— Your instructions —
Pick out the lines below that contain the string "PNET" and copy them all.

— Information given —

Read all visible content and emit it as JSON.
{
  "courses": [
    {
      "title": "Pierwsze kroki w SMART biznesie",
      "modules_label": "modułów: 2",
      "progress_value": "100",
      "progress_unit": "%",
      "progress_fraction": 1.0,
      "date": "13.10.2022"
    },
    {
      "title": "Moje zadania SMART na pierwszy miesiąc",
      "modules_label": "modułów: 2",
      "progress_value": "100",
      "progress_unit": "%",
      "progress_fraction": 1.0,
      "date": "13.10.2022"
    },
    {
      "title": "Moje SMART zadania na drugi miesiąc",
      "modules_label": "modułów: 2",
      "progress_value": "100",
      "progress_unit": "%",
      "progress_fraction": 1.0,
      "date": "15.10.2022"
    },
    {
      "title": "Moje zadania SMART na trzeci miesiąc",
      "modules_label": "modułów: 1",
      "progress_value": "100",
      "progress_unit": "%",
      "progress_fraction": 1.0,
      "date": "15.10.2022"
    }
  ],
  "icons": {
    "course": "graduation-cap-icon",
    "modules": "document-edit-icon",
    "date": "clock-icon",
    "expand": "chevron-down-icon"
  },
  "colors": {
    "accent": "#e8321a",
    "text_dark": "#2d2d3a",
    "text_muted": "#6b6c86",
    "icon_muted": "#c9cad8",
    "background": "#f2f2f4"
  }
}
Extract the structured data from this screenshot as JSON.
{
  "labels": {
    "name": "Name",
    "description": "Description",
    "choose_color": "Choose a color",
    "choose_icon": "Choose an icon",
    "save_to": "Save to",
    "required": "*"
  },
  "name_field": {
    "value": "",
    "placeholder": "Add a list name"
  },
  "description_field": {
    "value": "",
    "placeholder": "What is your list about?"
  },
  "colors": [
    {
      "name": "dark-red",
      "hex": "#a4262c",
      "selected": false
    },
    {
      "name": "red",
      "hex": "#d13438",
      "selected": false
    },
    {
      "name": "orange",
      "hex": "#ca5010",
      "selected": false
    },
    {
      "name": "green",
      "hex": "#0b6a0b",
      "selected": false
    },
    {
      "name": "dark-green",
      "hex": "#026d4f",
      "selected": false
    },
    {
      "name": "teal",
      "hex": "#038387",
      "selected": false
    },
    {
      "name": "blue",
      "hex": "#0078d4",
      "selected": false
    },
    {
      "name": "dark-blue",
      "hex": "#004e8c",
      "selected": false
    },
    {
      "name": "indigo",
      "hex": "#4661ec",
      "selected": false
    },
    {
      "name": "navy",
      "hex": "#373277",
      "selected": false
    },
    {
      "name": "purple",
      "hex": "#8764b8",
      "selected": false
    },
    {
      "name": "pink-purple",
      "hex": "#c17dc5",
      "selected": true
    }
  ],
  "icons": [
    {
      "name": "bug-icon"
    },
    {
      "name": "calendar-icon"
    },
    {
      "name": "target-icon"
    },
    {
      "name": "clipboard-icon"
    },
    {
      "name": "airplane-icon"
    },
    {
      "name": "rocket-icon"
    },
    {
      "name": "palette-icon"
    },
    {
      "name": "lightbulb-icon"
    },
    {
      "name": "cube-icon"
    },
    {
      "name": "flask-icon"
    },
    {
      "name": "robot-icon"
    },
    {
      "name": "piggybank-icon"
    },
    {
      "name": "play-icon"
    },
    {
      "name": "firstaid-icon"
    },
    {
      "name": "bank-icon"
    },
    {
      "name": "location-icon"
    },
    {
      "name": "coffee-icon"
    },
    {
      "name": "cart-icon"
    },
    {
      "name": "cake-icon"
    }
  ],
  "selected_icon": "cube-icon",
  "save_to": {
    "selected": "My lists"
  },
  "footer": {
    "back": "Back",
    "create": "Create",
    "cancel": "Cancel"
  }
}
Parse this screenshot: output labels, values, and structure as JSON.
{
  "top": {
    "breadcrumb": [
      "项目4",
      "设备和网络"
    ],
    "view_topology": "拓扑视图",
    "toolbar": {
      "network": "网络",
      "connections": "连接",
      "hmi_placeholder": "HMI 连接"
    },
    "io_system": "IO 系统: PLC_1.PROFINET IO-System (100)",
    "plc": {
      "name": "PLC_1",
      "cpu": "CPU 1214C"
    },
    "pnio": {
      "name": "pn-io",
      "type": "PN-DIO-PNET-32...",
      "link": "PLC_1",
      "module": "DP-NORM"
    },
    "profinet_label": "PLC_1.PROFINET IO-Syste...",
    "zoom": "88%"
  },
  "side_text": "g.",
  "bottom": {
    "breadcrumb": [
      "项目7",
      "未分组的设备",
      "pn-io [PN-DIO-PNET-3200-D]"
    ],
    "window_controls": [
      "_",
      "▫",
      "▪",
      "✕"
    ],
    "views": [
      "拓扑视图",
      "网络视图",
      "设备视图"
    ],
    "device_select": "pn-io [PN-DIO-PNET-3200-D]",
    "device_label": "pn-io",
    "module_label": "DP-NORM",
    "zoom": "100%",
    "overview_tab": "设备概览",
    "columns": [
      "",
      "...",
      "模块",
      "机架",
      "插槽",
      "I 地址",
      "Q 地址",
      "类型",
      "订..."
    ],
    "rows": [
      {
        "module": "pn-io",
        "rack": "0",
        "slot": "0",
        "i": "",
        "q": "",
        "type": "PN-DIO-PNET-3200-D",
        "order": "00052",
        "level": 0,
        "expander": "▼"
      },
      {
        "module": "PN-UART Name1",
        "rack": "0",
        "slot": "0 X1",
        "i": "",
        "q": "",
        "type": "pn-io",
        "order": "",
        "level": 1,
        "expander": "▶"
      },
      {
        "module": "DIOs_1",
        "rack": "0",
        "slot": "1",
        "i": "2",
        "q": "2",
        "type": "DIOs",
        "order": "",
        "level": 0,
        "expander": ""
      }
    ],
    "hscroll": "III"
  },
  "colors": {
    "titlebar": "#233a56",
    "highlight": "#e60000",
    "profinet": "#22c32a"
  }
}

— Answer space —
      "type": "PN-DIO-PNET-32...",
      "pn-io [PN-DIO-PNET-3200-D]"
    "device_select": "pn-io [PN-DIO-PNET-3200-D]",
        "type": "PN-DIO-PNET-3200-D",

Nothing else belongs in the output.